Wednesday, December 26, 2012

Candy Cane Chocolate Covered Marshmallows

Today is National Candy Cane Day, so I thought I'd make something a little different. It actually would have been easier to just dip Candy Canes in Chocolate, great for stirring in coffee or hot chocolate) or make some Candy Cane Fudge, but since I like food on a stick, I thought I'd make Candy Cane Chocolate Covered Marshmallows--the stick, of course, is a candy cane. I've made Smores on a Stick, and they turned out great, so I essentially did the same thing substituting a small candy cane for the plain stick and using crushed candy cane pieces for the graham cracker crumbs. These, didn't turn out very pretty, but they're incredibly tasty! Oh well, I learned a few things.. trial and error.

CANDY CANE CHOCOLATE COVERED MARSHMALLOWS

Directions
Melt good quality dark chocolate in a saucepan on top of another saucepan with simmering water.
Crush candy canes.. Here's the rub.. I should have left the candy cane pieces chunkier.. I kind of pulverized them.
Put a small curled candy cane in center of marshmallow.
Holding candy cane, dip marshmallow in melted chocolate.
Immediately swirl the marshmallow in crushed candy cane bits (or spoon candy cane bits over chocolate).
Put finished Candy Cane Chocolate Marshmallow on parchment lined cookie sheet. I recommend putting them flat with the candy cane straight up. I didn't do that, and as you can see, they were wobbly.
Repeat.
When you've dipped them all, put them in the refrigerator to firm up.


History of the Candy Cane from About.com:   

During the 17th century, Europeans adopted Christmas trees as part of Christmas celebrations, and they often made cookies and sugar stick candy as decorations. The first historical reference to the familiar cane shape goes back to 1670, when the choirmaster at the Cologne Cathedral in Germany, bent the sugar sticks into canes to represent a shepherd's staff. The all white candy canes were given out to children during the nativity services. This tradition of handing out candy canes during Christmas services spread throughout Europe and later to America.

The first historical reference to the candy cane being in America goes back to 1847, when German immigrant August Imgard decorated the Christmas tree in his Wooster, Ohio home with candy canes.

About fifty years later the first red-and-white striped candy canes appeared. No one knows who exactly invented the stripes, but Christmas cards prior to the year 1900 showed only all white candy canes. Christmas cards after 1900 showed illustrations of striped candy canes. Around the same time, candy-makers added peppermint and wintergreen flavors to their candy canes and those flavors then became the traditional favorites.
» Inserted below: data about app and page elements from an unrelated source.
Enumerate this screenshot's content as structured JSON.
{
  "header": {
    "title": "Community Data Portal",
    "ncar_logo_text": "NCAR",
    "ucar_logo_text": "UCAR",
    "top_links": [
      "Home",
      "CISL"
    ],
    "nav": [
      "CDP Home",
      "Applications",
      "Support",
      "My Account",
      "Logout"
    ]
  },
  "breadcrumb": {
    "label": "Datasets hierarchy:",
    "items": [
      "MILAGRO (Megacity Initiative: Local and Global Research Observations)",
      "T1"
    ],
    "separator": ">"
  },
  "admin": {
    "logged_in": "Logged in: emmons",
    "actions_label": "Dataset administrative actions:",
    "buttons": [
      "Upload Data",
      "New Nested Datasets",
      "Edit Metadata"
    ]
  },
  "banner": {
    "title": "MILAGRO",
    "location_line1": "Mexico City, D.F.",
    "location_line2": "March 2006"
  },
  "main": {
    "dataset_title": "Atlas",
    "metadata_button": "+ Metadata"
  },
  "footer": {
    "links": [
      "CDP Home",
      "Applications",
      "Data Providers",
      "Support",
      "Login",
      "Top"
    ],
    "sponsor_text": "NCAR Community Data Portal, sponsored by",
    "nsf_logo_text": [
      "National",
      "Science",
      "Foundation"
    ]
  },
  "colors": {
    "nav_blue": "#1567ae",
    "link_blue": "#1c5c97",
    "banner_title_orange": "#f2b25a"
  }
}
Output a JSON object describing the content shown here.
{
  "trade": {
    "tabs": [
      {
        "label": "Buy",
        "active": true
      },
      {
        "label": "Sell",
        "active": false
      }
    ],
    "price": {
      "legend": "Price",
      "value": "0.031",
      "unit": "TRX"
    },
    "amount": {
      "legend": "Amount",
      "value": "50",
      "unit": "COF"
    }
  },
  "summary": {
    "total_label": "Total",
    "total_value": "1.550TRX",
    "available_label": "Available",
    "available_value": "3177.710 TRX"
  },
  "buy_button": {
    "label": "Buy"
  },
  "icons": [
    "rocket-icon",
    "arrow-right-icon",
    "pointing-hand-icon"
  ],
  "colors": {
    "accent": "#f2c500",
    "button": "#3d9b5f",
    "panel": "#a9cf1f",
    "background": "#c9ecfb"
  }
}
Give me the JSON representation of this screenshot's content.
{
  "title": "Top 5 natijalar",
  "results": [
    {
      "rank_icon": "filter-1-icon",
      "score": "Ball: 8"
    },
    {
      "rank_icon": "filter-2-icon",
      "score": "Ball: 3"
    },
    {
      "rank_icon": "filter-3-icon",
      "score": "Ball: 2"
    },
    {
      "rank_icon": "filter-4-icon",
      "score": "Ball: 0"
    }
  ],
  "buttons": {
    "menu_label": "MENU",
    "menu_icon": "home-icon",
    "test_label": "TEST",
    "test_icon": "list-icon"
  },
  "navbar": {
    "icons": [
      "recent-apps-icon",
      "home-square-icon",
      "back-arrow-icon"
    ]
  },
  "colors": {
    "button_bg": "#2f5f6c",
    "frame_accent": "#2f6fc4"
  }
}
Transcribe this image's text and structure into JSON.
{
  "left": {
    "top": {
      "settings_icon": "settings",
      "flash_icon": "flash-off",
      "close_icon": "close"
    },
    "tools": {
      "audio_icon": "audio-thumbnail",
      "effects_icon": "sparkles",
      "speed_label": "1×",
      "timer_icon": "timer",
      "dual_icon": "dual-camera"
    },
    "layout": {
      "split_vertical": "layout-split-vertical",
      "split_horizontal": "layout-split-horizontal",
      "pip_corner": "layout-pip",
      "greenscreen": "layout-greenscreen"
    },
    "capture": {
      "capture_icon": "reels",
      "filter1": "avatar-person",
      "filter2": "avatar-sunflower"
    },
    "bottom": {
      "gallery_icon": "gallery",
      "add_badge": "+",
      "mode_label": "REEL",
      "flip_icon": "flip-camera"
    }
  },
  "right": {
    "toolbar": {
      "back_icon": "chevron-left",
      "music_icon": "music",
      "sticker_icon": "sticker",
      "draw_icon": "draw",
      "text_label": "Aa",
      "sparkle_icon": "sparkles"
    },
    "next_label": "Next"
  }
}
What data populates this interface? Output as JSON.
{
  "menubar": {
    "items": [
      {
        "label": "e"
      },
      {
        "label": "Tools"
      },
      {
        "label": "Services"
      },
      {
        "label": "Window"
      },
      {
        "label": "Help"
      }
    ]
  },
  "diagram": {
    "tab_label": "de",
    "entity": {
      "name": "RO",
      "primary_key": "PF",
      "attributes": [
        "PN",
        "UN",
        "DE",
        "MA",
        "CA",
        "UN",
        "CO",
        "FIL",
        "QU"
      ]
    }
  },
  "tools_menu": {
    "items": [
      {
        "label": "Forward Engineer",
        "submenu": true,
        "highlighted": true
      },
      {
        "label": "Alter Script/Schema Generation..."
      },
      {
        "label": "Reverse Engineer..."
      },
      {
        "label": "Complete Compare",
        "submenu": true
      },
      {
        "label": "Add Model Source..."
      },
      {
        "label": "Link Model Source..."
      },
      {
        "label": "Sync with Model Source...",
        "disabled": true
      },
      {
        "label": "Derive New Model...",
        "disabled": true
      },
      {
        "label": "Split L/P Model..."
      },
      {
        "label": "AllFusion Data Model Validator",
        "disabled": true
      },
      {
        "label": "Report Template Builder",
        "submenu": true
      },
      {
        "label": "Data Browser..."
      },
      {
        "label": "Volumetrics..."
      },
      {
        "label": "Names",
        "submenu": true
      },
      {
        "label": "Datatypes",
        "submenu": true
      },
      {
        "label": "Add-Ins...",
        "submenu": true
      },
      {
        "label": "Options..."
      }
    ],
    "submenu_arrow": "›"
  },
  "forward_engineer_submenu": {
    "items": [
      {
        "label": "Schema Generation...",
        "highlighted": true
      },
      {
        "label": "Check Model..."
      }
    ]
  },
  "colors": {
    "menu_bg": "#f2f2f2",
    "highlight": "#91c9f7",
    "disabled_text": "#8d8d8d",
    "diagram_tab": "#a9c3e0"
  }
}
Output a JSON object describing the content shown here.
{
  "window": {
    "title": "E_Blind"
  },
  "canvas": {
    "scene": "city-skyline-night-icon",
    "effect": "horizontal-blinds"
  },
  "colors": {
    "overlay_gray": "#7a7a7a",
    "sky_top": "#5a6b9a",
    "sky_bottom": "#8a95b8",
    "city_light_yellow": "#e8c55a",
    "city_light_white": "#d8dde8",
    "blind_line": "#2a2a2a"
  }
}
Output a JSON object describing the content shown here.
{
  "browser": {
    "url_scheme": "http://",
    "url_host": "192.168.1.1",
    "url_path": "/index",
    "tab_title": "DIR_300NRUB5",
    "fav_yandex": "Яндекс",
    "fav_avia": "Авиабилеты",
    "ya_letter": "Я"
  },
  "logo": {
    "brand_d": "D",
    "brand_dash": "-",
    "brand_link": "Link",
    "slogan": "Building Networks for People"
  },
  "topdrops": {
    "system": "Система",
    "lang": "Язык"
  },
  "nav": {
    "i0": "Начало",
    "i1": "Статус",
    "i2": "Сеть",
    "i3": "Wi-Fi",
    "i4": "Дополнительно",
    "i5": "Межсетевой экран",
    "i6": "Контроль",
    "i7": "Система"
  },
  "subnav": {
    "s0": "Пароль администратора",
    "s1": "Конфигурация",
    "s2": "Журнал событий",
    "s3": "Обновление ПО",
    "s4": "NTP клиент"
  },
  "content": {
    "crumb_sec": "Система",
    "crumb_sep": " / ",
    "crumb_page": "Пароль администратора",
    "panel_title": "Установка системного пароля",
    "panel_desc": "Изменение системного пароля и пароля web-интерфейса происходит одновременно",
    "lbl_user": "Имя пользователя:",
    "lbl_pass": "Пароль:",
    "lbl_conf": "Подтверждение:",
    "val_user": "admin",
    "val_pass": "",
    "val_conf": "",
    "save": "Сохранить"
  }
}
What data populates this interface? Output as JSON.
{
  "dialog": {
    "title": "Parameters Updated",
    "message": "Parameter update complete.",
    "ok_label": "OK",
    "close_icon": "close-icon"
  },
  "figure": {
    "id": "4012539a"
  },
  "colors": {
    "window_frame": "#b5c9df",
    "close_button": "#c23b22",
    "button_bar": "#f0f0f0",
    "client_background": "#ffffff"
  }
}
1 comment:

What's Baking?? said...

Not only do they look good but cute too!